By Gabriel Princewill-
Channel 4 has stated that television presenter, Piers Morgan, agreed to an insulting tweet directed at him as part of SU2C fundraising activities.
The broadcaster was responding to a request made by The Eye Of Media.Com in relation to a vulgar tweet posted in October 2018 that raised alarm with our publication. On 26th of October, Channel 4 launched a social media initiative @SU2CRewards, inviting users to choose from a list of rewards in response to a donation. ”One of such rewards was the offer to tweet insults at Piers Morgan in exchange for a £50 donation”, the broadcaster told The Eye Of Media.Com. ‘As a number of donations were received, more than one such tweet was sent”, they added.
The broadcaster also added that ”Mr Morgan was consulted in advance of this fundraiser being advertised and willingly agreed to take part”. What Channel 4 representatives failed to state was whether Morgan was informed that the advertising for the fundraiser would take the form of swearing on twitter. They conveniently refused to elaborate on their ambiguous comments indicating Morgan’s consent to the fundraising stunt. Quite frankly, they were evading the question.
There can be no denying that the claim of using a vulgar tweet as a reward is not only ridiculous, but contributes to a deterioration of society.
Short of confirming or denying whether Morgan agreed to the broadcaster using vulgar language against him, it is impossible to conclude that the British television presenter was a party to the bad conduct complained about. However, the idea of using foul language on social media to symbolise a reward should alarm any level headed individual. Channel 4 is reputed for its bold coverage and investigations of diverse issue, but failed woefully in maintaining dignified standards by endorsing such reprehensible language on twitter.
The broadcaster said members of Channel 4 staff who were involved in this fundraising activity do not have a significant responsibility for the expenditure of public funds and/or the creation of public policy, but declined to state who has responsibility for those areas. The broadcaster’s use of offensive language on twitter was in breach of its own policies and regulations, raising the valid question of the relevance of established policies not put into practise.
Morgan himself was the subject of another criticism by our publication this week following an invitation he made for his co host, Susanna Reid to present Good Morning Britain on television drunk. This included his vow to strip naked if Good Morning Britain loose the NTA awards. The comments were shockingly reckless and unethical, calling into question the good integrity of both television hosts and the programme makers. Morgan, the former editor of The Daily Mirror, is an engaging and assertive presenter who need not devalue his charismatic personality in any way.
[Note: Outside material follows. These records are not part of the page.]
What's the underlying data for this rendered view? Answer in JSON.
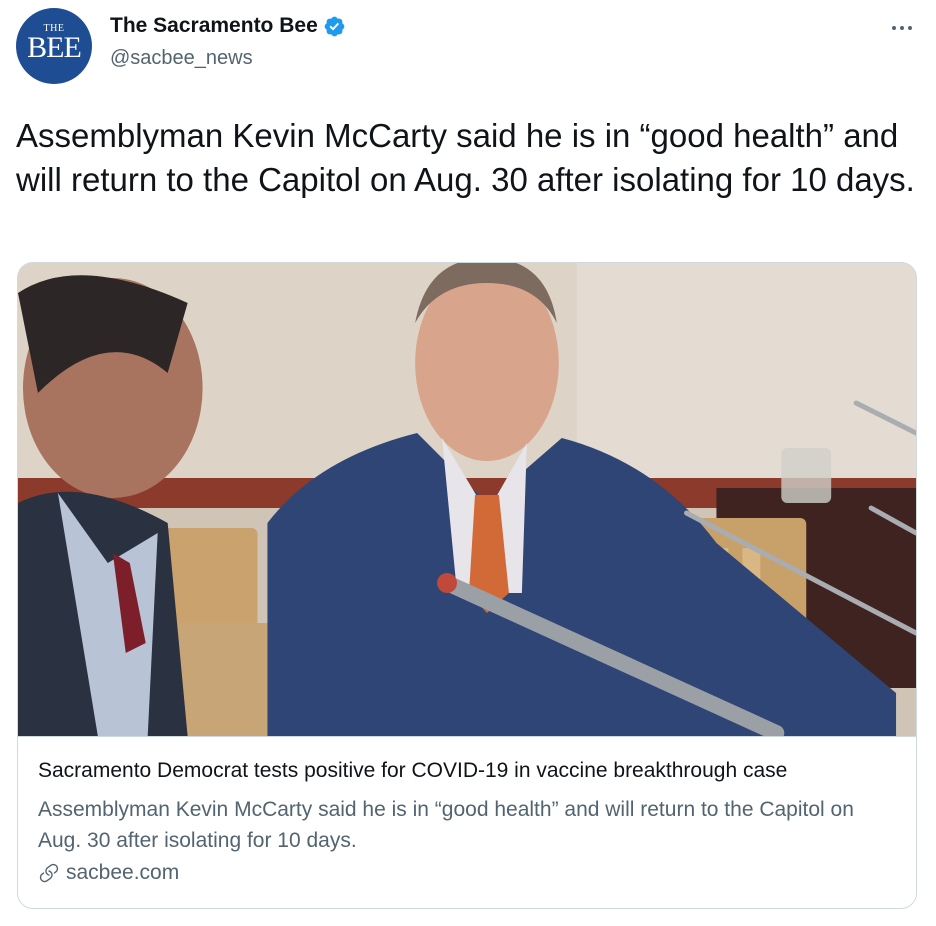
{
  "account": {
    "avatar_small": "THE",
    "avatar_big": "BEE",
    "name": "The Sacramento Bee",
    "handle": "@sacbee_news",
    "verified": true
  },
  "tweet": {
    "text": "Assemblyman Kevin McCarty said he is in “good health” and will return to the Capitol on Aug. 30 after isolating for 10 days."
  },
  "card": {
    "title": "Sacramento Democrat tests positive for COVID-19 in vaccine breakthrough case",
    "description": "Assemblyman Kevin McCarty said he is in “good health” and will return to the Capitol on Aug. 30 after isolating for 10 days.",
    "domain": "sacbee.com"
  },
  "icons": {
    "more": "more-options-icon",
    "verified": "verified-badge-icon",
    "link": "link-icon"
  },
  "colors": {
    "avatar_bg": "#1f4d93",
    "verified": "#1d9bf0",
    "secondary_text": "#536471",
    "border": "#cfd9de"
  }
}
Representatives of Itv told The Eye Of Media.Com they would not permit either of the television hosts to ever present the show drunk, but provided no official defence to the loose comments except to say ”it must have been a joke”. They declined to comment about the incident relating to the swearing on twitter, stating that they ”don’t comment on other programmes”.
Channel 4 officially subscribes to ofcom codes of conduct in relation to broadcasting of television and radio content, the spirit of which ought to be applied to online content. Notably, Ofcom does not regulate what is posted on the internet, but this does not mean logical deductions cannot be made from the underpinning principles stipulated by the broadcasting regulator.
Ofcom’s rules essentially refers to compliance with ”accepted standards”,in the context of industry led standards of conduct. The submission of our publication is that swearing on social media by a broadcaster departs from accepted standards of conduct on social media by members of the press. Simply put, it is irresponsible behaviour. Although not all accepted standards are reasonable standards, the guideline nevertheless provides a sensible framework for setting boundaries to permissible conduct.
Section 2 of Ofcom’s code states that:
Generally accepted standards must be applied to the contents of television and radio services in order to provide adequate protection for members of the public from the inclusion in such services of harmful and/or offensive material. On this occasion, the broadcaster fell disturbingly short of all reasonable standards, whilst trying to provide an empty justification for its conduct that does not add up. The reality is that Channel 4’s explanation is weak and fails to explain its vulgar conduct, which compromises its highly purported ethical standards.